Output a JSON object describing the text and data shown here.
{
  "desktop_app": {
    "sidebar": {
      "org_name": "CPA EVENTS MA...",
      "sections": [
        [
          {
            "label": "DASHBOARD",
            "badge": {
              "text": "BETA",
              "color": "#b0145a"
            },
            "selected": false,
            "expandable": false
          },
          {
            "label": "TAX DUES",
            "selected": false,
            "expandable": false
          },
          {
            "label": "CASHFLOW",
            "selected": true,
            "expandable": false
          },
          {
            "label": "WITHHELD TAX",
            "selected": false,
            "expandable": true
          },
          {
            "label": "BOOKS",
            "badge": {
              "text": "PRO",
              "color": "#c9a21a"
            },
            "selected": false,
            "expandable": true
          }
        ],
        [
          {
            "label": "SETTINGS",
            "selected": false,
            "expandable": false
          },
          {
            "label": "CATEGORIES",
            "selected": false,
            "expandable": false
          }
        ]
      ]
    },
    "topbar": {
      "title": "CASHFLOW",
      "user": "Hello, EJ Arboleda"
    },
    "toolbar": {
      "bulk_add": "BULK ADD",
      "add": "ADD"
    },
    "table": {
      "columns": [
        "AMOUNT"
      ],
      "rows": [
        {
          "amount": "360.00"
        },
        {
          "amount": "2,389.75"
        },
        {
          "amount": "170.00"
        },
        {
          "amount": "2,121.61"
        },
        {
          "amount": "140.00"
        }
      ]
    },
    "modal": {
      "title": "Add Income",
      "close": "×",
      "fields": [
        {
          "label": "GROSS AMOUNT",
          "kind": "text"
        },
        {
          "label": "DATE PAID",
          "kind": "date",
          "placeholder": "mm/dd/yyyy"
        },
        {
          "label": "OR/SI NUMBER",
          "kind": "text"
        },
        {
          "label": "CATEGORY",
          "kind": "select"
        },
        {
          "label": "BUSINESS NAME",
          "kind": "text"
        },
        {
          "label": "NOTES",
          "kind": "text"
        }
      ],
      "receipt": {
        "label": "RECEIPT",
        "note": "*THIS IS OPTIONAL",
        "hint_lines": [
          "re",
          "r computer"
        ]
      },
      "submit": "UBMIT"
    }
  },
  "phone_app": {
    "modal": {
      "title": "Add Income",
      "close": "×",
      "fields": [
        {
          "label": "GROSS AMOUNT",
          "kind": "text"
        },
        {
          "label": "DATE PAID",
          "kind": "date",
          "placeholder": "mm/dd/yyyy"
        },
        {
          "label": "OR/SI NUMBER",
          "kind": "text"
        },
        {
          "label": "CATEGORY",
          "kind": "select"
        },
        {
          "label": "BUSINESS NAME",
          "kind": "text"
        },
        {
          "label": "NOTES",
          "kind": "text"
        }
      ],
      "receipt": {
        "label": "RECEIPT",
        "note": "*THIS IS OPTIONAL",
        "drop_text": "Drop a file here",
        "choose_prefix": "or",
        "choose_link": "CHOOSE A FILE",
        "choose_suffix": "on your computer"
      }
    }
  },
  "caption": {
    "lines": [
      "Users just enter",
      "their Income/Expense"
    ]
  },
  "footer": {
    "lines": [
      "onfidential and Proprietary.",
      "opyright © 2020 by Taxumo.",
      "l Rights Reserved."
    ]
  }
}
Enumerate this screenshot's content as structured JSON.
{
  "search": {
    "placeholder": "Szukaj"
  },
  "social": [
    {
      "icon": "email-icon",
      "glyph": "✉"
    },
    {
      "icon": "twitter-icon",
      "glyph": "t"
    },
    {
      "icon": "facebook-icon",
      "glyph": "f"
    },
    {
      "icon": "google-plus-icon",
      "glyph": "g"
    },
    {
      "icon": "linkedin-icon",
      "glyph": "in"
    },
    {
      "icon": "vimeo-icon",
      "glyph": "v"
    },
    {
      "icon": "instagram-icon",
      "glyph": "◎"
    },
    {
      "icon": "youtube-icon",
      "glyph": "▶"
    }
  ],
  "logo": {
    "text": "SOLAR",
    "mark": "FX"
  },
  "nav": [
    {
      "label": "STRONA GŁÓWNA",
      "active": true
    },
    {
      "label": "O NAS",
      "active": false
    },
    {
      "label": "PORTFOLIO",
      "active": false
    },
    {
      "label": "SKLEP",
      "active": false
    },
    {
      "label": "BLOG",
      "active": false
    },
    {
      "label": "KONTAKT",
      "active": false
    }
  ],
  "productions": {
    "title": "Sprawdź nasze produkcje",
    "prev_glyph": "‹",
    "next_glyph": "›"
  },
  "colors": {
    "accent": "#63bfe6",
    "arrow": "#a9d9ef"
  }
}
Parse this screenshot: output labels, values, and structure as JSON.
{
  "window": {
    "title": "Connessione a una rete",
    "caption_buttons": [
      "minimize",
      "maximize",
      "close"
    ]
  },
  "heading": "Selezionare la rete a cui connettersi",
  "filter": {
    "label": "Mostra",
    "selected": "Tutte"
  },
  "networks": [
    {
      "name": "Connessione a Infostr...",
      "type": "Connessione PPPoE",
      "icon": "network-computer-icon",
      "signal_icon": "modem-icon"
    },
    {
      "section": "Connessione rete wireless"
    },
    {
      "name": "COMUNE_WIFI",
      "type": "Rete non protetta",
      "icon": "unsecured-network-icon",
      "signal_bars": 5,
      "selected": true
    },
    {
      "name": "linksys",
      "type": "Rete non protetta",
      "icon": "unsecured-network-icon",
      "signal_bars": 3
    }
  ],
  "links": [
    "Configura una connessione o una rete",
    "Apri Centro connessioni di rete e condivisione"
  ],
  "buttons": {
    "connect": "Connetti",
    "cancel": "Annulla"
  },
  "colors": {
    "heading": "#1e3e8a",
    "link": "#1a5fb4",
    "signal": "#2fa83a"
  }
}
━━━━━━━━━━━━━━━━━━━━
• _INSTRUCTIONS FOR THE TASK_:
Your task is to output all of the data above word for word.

• _FINAL ANSWER_:
Output a JSON object describing the text and data shown here.
{
  "desktop_app": {
    "sidebar": {
      "org_name": "CPA EVENTS MA...",
      "sections": [
        [
          {
            "label": "DASHBOARD",
            "badge": {
              "text": "BETA",
              "color": "#b0145a"
            },
            "selected": false,
            "expandable": false
          },
          {
            "label": "TAX DUES",
            "selected": false,
            "expandable": false
          },
          {
            "label": "CASHFLOW",
            "selected": true,
            "expandable": false
          },
          {
            "label": "WITHHELD TAX",
            "selected": false,
            "expandable": true
          },
          {
            "label": "BOOKS",
            "badge": {
              "text": "PRO",
              "color": "#c9a21a"
            },
            "selected": false,
            "expandable": true
          }
        ],
        [
          {
            "label": "SETTINGS",
            "selected": false,
            "expandable": false
          },
          {
            "label": "CATEGORIES",
            "selected": false,
            "expandable": false
          }
        ]
      ]
    },
    "topbar": {
      "title": "CASHFLOW",
      "user": "Hello, EJ Arboleda"
    },
    "toolbar": {
      "bulk_add": "BULK ADD",
      "add": "ADD"
    },
    "table": {
      "columns": [
        "AMOUNT"
      ],
      "rows": [
        {
          "amount": "360.00"
        },
        {
          "amount": "2,389.75"
        },
        {
          "amount": "170.00"
        },
        {
          "amount": "2,121.61"
        },
        {
          "amount": "140.00"
        }
      ]
    },
    "modal": {
      "title": "Add Income",
      "close": "×",
      "fields": [
        {
          "label": "GROSS AMOUNT",
          "kind": "text"
        },
        {
          "label": "DATE PAID",
          "kind": "date",
          "placeholder": "mm/dd/yyyy"
        },
        {
          "label": "OR/SI NUMBER",
          "kind": "text"
        },
        {
          "label": "CATEGORY",
          "kind": "select"
        },
        {
          "label": "BUSINESS NAME",
          "kind": "text"
        },
        {
          "label": "NOTES",
          "kind": "text"
        }
      ],
      "receipt": {
        "label": "RECEIPT",
        "note": "*THIS IS OPTIONAL",
        "hint_lines": [
          "re",
          "r computer"
        ]
      },
      "submit": "UBMIT"
    }
  },
  "phone_app": {
    "modal": {
      "title": "Add Income",
      "close": "×",
      "fields": [
        {
          "label": "GROSS AMOUNT",
          "kind": "text"
        },
        {
          "label": "DATE PAID",
          "kind": "date",
          "placeholder": "mm/dd/yyyy"
        },
        {
          "label": "OR/SI NUMBER",
          "kind": "text"
        },
        {
          "label": "CATEGORY",
          "kind": "select"
        },
        {
          "label": "BUSINESS NAME",
          "kind": "text"
        },
        {
          "label": "NOTES",
          "kind": "text"
        }
      ],
      "receipt": {
        "label": "RECEIPT",
        "note": "*THIS IS OPTIONAL",
        "drop_text": "Drop a file here",
        "choose_prefix": "or",
        "choose_link": "CHOOSE A FILE",
        "choose_suffix": "on your computer"
      }
    }
  },
  "caption": {
    "lines": [
      "Users just enter",
      "their Income/Expense"
    ]
  },
  "footer": {
    "lines": [
      "onfidential and Proprietary.",
      "opyright © 2020 by Taxumo.",
      "l Rights Reserved."
    ]
  }
}
Enumerate this screenshot's content as structured JSON.
{
  "search": {
    "placeholder": "Szukaj"
  },
  "social": [
    {
      "icon": "email-icon",
      "glyph": "✉"
    },
    {
      "icon": "twitter-icon",
      "glyph": "t"
    },
    {
      "icon": "facebook-icon",
      "glyph": "f"
    },
    {
      "icon": "google-plus-icon",
      "glyph": "g"
    },
    {
      "icon": "linkedin-icon",
      "glyph": "in"
    },
    {
      "icon": "vimeo-icon",
      "glyph": "v"
    },
    {
      "icon": "instagram-icon",
      "glyph": "◎"
    },
    {
      "icon": "youtube-icon",
      "glyph": "▶"
    }
  ],
  "logo": {
    "text": "SOLAR",
    "mark": "FX"
  },
  "nav": [
    {
      "label": "STRONA GŁÓWNA",
      "active": true
    },
    {
      "label": "O NAS",
      "active": false
    },
    {
      "label": "PORTFOLIO",
      "active": false
    },
    {
      "label": "SKLEP",
      "active": false
    },
    {
      "label": "BLOG",
      "active": false
    },
    {
      "label": "KONTAKT",
      "active": false
    }
  ],
  "productions": {
    "title": "Sprawdź nasze produkcje",
    "prev_glyph": "‹",
    "next_glyph": "›"
  },
  "colors": {
    "accent": "#63bfe6",
    "arrow": "#a9d9ef"
  }
}
Parse this screenshot: output labels, values, and structure as JSON.
{
  "window": {
    "title": "Connessione a una rete",
    "caption_buttons": [
      "minimize",
      "maximize",
      "close"
    ]
  },
  "heading": "Selezionare la rete a cui connettersi",
  "filter": {
    "label": "Mostra",
    "selected": "Tutte"
  },
  "networks": [
    {
      "name": "Connessione a Infostr...",
      "type": "Connessione PPPoE",
      "icon": "network-computer-icon",
      "signal_icon": "modem-icon"
    },
    {
      "section": "Connessione rete wireless"
    },
    {
      "name": "COMUNE_WIFI",
      "type": "Rete non protetta",
      "icon": "unsecured-network-icon",
      "signal_bars": 5,
      "selected": true
    },
    {
      "name": "linksys",
      "type": "Rete non protetta",
      "icon": "unsecured-network-icon",
      "signal_bars": 3
    }
  ],
  "links": [
    "Configura una connessione o una rete",
    "Apri Centro connessioni di rete e condivisione"
  ],
  "buttons": {
    "connect": "Connetti",
    "cancel": "Annulla"
  },
  "colors": {
    "heading": "#1e3e8a",
    "link": "#1a5fb4",
    "signal": "#2fa83a"
  }
}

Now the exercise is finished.